The symptoms of rice tungro disease are similar to those of the rice transitory yellowing disease found in Taiwan, which is transmitted by the leafhoppers Nephotettix apicalis and N. cincticeps, but this virus has bacilliform particles and persists in vector leafhoppers for life.


References list for DPV: Rice tungro virus (67)

  1. Anon., Rep. int. Rice Res. Inst. 1963: 114, 1964.
  2. Anon., Rep. int. Rice Res. Inst. 1964: 150, 1965.
  3. Anon., Rep. int. Rice Res. Inst. 1968: 103, 1969.
  4. Anon., Rep. int. Rice Res. Inst. 1969: 59, 1970.
  5. Gálvez, Virology 35: 418, 1968.

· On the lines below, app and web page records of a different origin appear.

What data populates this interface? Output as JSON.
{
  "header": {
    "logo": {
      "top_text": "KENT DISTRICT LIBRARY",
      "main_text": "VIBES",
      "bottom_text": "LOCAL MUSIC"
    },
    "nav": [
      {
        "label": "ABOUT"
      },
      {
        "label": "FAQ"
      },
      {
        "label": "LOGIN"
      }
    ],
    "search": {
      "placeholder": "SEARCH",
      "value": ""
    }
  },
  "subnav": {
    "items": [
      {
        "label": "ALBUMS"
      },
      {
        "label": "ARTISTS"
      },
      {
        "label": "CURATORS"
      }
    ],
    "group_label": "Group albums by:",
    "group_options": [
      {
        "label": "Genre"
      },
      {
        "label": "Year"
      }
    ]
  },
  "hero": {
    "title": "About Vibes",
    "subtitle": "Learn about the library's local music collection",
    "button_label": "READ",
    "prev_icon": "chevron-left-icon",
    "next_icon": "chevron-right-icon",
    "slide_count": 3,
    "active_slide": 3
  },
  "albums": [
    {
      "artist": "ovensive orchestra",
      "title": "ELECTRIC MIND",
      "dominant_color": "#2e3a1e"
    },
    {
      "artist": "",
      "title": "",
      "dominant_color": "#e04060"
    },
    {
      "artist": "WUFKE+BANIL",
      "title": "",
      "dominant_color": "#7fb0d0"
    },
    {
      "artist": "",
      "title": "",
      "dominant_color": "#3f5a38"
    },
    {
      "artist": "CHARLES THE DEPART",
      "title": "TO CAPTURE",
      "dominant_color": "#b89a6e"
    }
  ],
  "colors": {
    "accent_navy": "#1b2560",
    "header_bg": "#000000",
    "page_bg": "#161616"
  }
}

  6. Gálvez & Miah, Int. Rice Commn Newsl. 18: 4, 1969.
  7. Gálvez, Shikata & Miah, Phytopath. Z. 70: 53, 1971.
  8. Ling, Phytopathology 56: 1252, 1966.
  9. Ling, Bull. ent. Res. 58: 393, 1968.
  10. Ling, in Viruses, Vectors and Vegetation, New York, Inter-science Publishers, p. 255, 1969.
  11. Ling, J. econ. Ent. 63: 582, 1970.
  12. Rivera & Ou, Pl. Dis. Reptr 49: 127, 1965.
  13. Rivera & Ou, Pl. Dis. Reptr 51: 877, 1967.
  14. Wathanakul, M.S. Thesis, College Agric., Univ. Philippines, 35 pp, 1964.